___ Data ___

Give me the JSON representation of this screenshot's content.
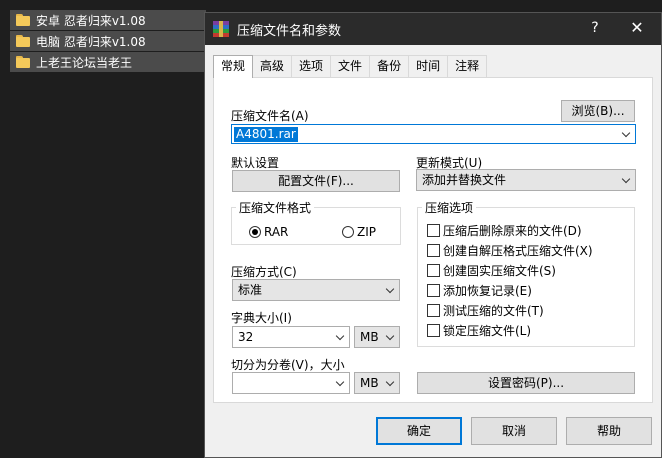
{
  "files": [
    {
      "name": "安卓 忍者归来v1.08"
    },
    {
      "name": "电脑 忍者归来v1.08"
    },
    {
      "name": "上老王论坛当老王"
    }
  ],
  "dialog": {
    "title": "压缩文件名和参数",
    "help": "?",
    "close": "✕",
    "tabs": [
      "常规",
      "高级",
      "选项",
      "文件",
      "备份",
      "时间",
      "注释"
    ],
    "active_tab": "常规",
    "archive_name_label": "压缩文件名(A)",
    "browse": "浏览(B)...",
    "archive_name_value": "A4801.rar",
    "default_settings_label": "默认设置",
    "profiles_button": "配置文件(F)...",
    "update_mode_label": "更新模式(U)",
    "update_mode_value": "添加并替换文件",
    "format_group": "压缩文件格式",
    "format_rar": "RAR",
    "format_zip": "ZIP",
    "selected_format": "RAR",
    "method_label": "压缩方式(C)",
    "method_value": "标准",
    "dict_label": "字典大小(I)",
    "dict_value": "32",
    "dict_unit": "MB",
    "split_label": "切分为分卷(V)，大小",
    "split_value": "",
    "split_unit": "MB",
    "options_group": "压缩选项",
    "options": [
      "压缩后删除原来的文件(D)",
      "创建自解压格式压缩文件(X)",
      "创建固实压缩文件(S)",
      "添加恢复记录(E)",
      "测试压缩的文件(T)",
      "锁定压缩文件(L)"
    ],
    "password_button": "设置密码(P)...",
    "ok": "确定",
    "cancel": "取消",
    "help_button": "帮助"
  }
}
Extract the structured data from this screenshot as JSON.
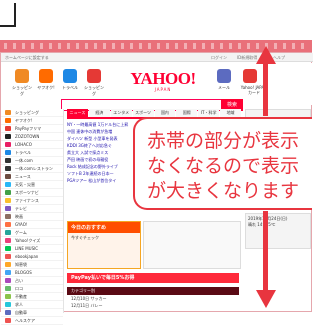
{
  "annotation": {
    "callout_lines": [
      "赤帯の部分が表示",
      "なくなるので表示",
      "が大きくなります"
    ],
    "accent_color": "#e8353f",
    "band_color": "#e9707a"
  },
  "browser": {
    "address_text": "ホームページに設定する",
    "top_links": [
      "ログイン",
      "ID新規取得",
      "ヘルプ"
    ]
  },
  "header": {
    "services": [
      {
        "label": "ショッピング",
        "color": "#f08a24"
      },
      {
        "label": "ヤフオク!",
        "color": "#ff6b00"
      },
      {
        "label": "トラベル",
        "color": "#1e88e5"
      },
      {
        "label": "ショッピング",
        "color": "#e53935"
      }
    ],
    "right_services": [
      {
        "label": "メール",
        "color": "#5c6bc0"
      },
      {
        "label": "Yahoo! JAPANカード",
        "color": "#e53935"
      }
    ],
    "logo": "YAHOO!",
    "logo_sub": "JAPAN",
    "search_button": "検索"
  },
  "sidebar": {
    "items": [
      {
        "label": "ショッピング",
        "color": "#f08a24"
      },
      {
        "label": "ヤフオク!",
        "color": "#ff6b00"
      },
      {
        "label": "PayPayフリマ",
        "color": "#e53935"
      },
      {
        "label": "ZOZOTOWN",
        "color": "#222222"
      },
      {
        "label": "LOHACO",
        "color": "#e91e63"
      },
      {
        "label": "トラベル",
        "color": "#1e88e5"
      },
      {
        "label": "一休.com",
        "color": "#333333"
      },
      {
        "label": "一休.comレストラン",
        "color": "#333333"
      },
      {
        "label": "ニュース",
        "color": "#6d4c41"
      },
      {
        "label": "天気・災害",
        "color": "#29b6f6"
      },
      {
        "label": "スポーツナビ",
        "color": "#43a047"
      },
      {
        "label": "ファイナンス",
        "color": "#fbc02d"
      },
      {
        "label": "テレビ",
        "color": "#7e57c2"
      },
      {
        "label": "映画",
        "color": "#8d6e63"
      },
      {
        "label": "GYAO!",
        "color": "#ff7043"
      },
      {
        "label": "ゲーム",
        "color": "#26a69a"
      },
      {
        "label": "Yahoo!クイズ",
        "color": "#ec407a"
      },
      {
        "label": "LINE MUSIC",
        "color": "#00c853"
      },
      {
        "label": "ebookjapan",
        "color": "#ef5350"
      },
      {
        "label": "知恵袋",
        "color": "#ffa726"
      },
      {
        "label": "BLOGOS",
        "color": "#42a5f5"
      },
      {
        "label": "占い",
        "color": "#ab47bc"
      },
      {
        "label": "ロコ",
        "color": "#66bb6a"
      },
      {
        "label": "不動産",
        "color": "#8bc34a"
      },
      {
        "label": "求人",
        "color": "#26c6da"
      },
      {
        "label": "自動車",
        "color": "#5c6bc0"
      },
      {
        "label": "ヘルスケア",
        "color": "#ef5350"
      }
    ]
  },
  "main": {
    "tabs": [
      "ニュース",
      "経済",
      "エンタメ",
      "スポーツ",
      "国内",
      "国際",
      "IT・科学",
      "地域"
    ],
    "news": [
      "NY・一時最高値 1万ドル台に上昇",
      "中国 連休中の消費が急増",
      "ダイハツ 新型 小型車を発表",
      "KDDI 3G終了へ対応急ぐ",
      "県立大 入試で採点ミス",
      "芦田 映画で初の母親役",
      "Rock 結成記念の野外ライブ",
      "ソフトB 2年連続の日本一",
      "PGAツアー 松山が首位タイ"
    ],
    "promo_title": "今日のおすすめ",
    "promo_text": "今すぐチェック",
    "paypay_text": "PayPay払いで毎日5%お得",
    "calendar_header": "カテゴリー別",
    "calendar_rows": [
      "12月10日 サッカー",
      "12月11日 バレー",
      "12月12日 競泳"
    ]
  },
  "right": {
    "date_text": "2019年11月24日(日)",
    "weather": "晴れ 14℃/5℃"
  }
}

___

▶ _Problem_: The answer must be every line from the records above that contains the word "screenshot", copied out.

▶ _The answer_:
Give me the JSON representation of this screenshot's content.
Extract the structured data from this screenshot as JSON.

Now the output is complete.